What is "Hagi Geopark"?
Hagi Geopark is located in the north of Yamaguchi Prefecture, the westernmost point of mainland Honshu. Here you can experience the power of igneous activity that has created large calderas and small monogenetic volcanoes over 100 million years. The people of Hagi have worked alongside nature to develop their culture, something typically Japanese. The wisdom of these ancestors who utilised this geology and topography can be enjoyed today in such elements as 400-year-old Hagi-yaki ceramics and a castle town dating from the Edo Period (1603 - 1868).
From giant calderas to small monogenetic volcanoes
Here at Hagi Geopark, you can see firsthand evidence of large-scale volcanic activity at a time when Japan was still a fragment of the Eurasian Continent, underwater volcanic activity that occured when the Sea of Japan was formed as the land broke away from the continent, monogenetic volcano group activity that occured after the Japanese archipelago formed, as well as examples of igenous activity spanning 100 million years. These major events in the history of the Earth have created a variety of geological formations ranging from large calderas to small lava plateaus.

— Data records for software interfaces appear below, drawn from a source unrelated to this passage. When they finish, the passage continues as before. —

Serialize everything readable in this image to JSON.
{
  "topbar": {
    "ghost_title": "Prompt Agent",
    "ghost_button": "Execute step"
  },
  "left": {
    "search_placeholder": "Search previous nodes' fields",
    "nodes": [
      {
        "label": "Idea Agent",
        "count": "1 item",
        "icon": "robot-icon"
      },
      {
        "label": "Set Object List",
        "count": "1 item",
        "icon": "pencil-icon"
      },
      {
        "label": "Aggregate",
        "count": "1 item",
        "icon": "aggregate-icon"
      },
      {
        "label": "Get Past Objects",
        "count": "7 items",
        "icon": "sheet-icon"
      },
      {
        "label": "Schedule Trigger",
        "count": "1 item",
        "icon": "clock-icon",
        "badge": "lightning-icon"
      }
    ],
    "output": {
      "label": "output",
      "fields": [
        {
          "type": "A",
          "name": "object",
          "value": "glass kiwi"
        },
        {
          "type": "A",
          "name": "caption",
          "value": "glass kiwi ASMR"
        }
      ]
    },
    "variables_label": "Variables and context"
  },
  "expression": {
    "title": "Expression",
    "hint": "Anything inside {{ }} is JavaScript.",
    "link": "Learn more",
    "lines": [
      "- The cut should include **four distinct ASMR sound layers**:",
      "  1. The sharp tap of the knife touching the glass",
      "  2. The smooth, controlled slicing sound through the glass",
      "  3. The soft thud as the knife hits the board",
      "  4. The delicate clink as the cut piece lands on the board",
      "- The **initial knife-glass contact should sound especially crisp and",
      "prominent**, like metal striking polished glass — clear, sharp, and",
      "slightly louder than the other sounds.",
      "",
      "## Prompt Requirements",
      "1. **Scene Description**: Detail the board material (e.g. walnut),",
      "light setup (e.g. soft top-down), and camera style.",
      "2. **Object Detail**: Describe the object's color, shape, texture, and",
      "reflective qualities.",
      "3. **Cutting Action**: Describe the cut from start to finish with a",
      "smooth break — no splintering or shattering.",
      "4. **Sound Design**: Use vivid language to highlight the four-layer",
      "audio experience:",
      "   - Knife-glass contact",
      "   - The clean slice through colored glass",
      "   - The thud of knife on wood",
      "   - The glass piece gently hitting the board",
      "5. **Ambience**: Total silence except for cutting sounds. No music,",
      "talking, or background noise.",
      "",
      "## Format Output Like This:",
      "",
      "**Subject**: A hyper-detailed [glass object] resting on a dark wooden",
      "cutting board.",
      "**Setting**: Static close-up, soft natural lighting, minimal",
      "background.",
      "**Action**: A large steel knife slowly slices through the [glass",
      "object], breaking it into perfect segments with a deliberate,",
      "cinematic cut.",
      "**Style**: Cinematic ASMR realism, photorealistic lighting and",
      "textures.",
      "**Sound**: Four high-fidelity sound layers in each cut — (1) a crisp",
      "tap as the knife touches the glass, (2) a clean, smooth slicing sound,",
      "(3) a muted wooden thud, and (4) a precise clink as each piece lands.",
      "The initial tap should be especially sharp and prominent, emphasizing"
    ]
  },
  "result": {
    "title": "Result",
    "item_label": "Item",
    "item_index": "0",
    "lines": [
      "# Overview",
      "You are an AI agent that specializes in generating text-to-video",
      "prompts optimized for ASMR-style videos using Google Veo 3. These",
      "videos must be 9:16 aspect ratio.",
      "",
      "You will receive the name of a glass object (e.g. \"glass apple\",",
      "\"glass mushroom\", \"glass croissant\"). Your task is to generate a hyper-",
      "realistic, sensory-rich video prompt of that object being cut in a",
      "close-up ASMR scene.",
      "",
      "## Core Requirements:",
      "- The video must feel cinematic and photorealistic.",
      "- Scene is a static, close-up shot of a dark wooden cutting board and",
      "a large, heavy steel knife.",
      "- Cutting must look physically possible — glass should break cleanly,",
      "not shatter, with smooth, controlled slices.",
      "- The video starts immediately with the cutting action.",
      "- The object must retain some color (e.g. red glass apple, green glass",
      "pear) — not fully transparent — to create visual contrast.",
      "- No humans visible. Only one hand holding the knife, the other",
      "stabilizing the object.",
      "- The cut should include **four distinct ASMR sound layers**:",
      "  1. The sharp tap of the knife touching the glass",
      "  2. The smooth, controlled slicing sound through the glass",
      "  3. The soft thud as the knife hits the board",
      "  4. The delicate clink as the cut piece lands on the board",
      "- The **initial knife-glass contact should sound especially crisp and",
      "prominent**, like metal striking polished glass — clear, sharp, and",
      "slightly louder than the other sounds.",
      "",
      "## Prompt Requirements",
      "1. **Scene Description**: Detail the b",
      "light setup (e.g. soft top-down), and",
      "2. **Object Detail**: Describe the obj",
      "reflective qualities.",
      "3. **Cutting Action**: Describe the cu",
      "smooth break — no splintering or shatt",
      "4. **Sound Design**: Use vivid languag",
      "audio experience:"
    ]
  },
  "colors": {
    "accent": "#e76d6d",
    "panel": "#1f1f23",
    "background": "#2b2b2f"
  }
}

Hagi Delta as seen from Mt. Tatoko-yama
Castle town built by magma and people
The lava plateau of these monogenetic volcanoes have good sunlight and drainage, making it an ideal area for farming. The lava flow that entered the sea has formed a natural reef, making it a great place for fishing. Hagi-yaki ceramics are made using clay from weathered granite that was created by igneous activity 100 million years ago. People here have made use of the diverse geology and topograhy created by this igenous activity, resulting in the development of a variety of industries whereby people and products have come together in a large-scale city that features a castle town. Here in Hagi, a city that is proud of its special Edo Period townscape, you can experience the way of life of people who work together with the Earth to make their living.
What is a "geopark"?
Geoparks are single, unified geographical areas where sites and landscapes of geological significance are managed with a holistic concept of protection, education and sustainable development.
A geopark uses its geological heritage, in connection with all other aspects of the area’s natural and cultural heritage, to enhance awareness and understanding of key issues facing society, such as using our Earth’s resources sustainably, mitigating the effects of climate change and reducing the impact of natural disasters.